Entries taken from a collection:
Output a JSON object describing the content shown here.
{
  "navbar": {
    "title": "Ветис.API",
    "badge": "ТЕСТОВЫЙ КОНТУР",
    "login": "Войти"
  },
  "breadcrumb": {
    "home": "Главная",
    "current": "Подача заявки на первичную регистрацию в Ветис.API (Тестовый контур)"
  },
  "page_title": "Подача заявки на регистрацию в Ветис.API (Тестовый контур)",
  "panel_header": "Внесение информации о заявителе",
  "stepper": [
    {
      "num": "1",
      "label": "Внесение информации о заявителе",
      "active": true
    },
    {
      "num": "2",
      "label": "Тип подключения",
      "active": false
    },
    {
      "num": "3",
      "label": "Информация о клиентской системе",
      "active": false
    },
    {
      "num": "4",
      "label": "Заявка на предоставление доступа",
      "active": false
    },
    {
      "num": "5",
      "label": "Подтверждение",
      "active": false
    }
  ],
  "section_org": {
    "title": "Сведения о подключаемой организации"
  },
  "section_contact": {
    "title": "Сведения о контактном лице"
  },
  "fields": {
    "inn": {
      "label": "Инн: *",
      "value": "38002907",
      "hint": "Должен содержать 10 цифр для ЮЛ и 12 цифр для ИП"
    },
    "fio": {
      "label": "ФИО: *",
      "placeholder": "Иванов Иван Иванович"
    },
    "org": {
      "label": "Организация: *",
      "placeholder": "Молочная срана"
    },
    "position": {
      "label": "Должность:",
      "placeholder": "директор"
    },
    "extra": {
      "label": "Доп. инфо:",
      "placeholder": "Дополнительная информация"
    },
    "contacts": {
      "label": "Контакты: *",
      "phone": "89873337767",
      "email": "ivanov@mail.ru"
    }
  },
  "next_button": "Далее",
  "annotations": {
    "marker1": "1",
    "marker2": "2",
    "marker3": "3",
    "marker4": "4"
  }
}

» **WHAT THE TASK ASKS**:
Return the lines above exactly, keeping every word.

» **TASK RESPONSE**:
Output a JSON object describing the content shown here.
{
  "navbar": {
    "title": "Ветис.API",
    "badge": "ТЕСТОВЫЙ КОНТУР",
    "login": "Войти"
  },
  "breadcrumb": {
    "home": "Главная",
    "current": "Подача заявки на первичную регистрацию в Ветис.API (Тестовый контур)"
  },
  "page_title": "Подача заявки на регистрацию в Ветис.API (Тестовый контур)",
  "panel_header": "Внесение информации о заявителе",
  "stepper": [
    {
      "num": "1",
      "label": "Внесение информации о заявителе",
      "active": true
    },
    {
      "num": "2",
      "label": "Тип подключения",
      "active": false
    },
    {
      "num": "3",
      "label": "Информация о клиентской системе",
      "active": false
    },
    {
      "num": "4",
      "label": "Заявка на предоставление доступа",
      "active": false
    },
    {
      "num": "5",
      "label": "Подтверждение",
      "active": false
    }
  ],
  "section_org": {
    "title": "Сведения о подключаемой организации"
  },
  "section_contact": {
    "title": "Сведения о контактном лице"
  },
  "fields": {
    "inn": {
      "label": "Инн: *",
      "value": "38002907",
      "hint": "Должен содержать 10 цифр для ЮЛ и 12 цифр для ИП"
    },
    "fio": {
      "label": "ФИО: *",
      "placeholder": "Иванов Иван Иванович"
    },
    "org": {
      "label": "Организация: *",
      "placeholder": "Молочная срана"
    },
    "position": {
      "label": "Должность:",
      "placeholder": "директор"
    },
    "extra": {
      "label": "Доп. инфо:",
      "placeholder": "Дополнительная информация"
    },
    "contacts": {
      "label": "Контакты: *",
      "phone": "89873337767",
      "email": "ivanov@mail.ru"
    }
  },
  "next_button": "Далее",
  "annotations": {
    "marker1": "1",
    "marker2": "2",
    "marker3": "3",
    "marker4": "4"
  }
}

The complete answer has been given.